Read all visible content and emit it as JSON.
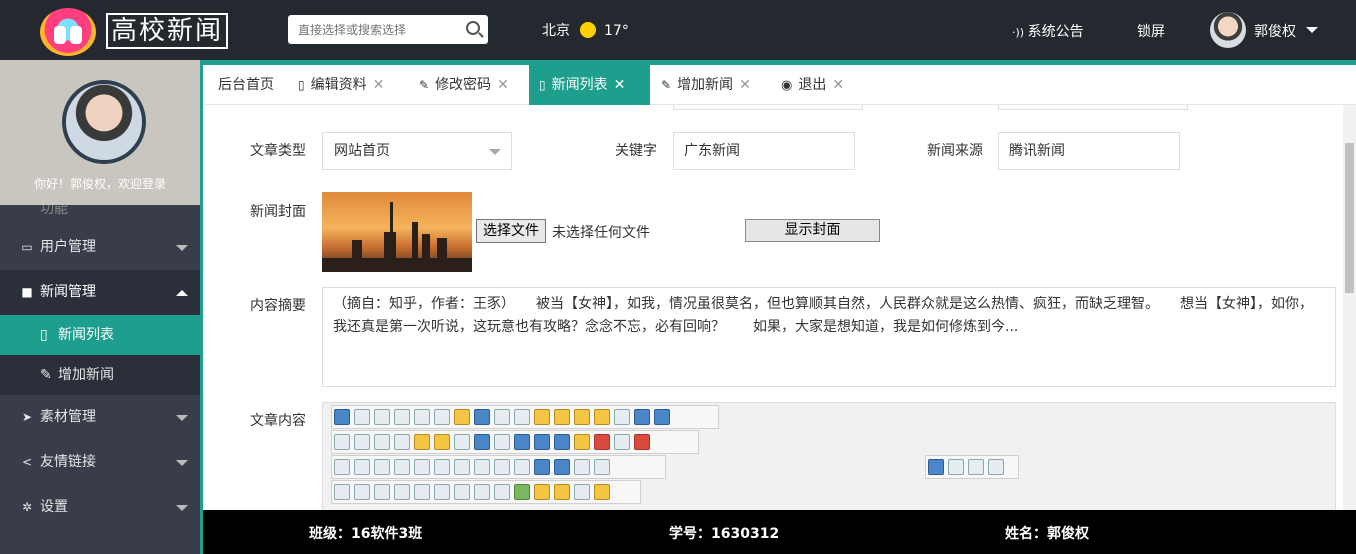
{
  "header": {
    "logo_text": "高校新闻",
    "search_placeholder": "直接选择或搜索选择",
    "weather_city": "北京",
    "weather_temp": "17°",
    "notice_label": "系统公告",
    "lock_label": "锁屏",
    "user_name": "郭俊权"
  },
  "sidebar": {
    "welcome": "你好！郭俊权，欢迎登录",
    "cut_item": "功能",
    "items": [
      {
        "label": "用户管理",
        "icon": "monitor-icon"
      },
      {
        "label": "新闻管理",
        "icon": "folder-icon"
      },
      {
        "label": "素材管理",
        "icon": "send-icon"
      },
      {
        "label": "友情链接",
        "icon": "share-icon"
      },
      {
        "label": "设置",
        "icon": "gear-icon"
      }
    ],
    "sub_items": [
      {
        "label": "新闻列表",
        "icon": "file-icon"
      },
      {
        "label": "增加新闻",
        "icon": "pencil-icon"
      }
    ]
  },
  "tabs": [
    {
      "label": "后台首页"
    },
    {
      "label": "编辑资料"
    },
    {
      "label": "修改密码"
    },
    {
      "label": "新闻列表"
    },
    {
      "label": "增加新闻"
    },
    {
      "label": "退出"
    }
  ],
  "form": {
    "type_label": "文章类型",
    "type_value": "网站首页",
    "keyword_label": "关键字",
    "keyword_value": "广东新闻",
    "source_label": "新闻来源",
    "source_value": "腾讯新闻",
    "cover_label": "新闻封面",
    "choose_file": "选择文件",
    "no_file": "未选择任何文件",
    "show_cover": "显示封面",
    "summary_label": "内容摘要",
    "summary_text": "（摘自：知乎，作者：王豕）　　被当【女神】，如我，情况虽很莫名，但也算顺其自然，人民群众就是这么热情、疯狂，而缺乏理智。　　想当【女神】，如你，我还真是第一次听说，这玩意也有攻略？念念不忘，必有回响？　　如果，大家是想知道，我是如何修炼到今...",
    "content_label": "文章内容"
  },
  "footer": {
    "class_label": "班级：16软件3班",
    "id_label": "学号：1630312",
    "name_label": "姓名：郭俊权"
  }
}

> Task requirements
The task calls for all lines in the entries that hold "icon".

> Answer to the problem
        "icon": "monitor-icon"
        "icon": "folder-icon"
        "icon": "send-icon"
        "icon": "share-icon"
        "icon": "gear-icon"
        "icon": "file-icon"
        "icon": "pencil-icon"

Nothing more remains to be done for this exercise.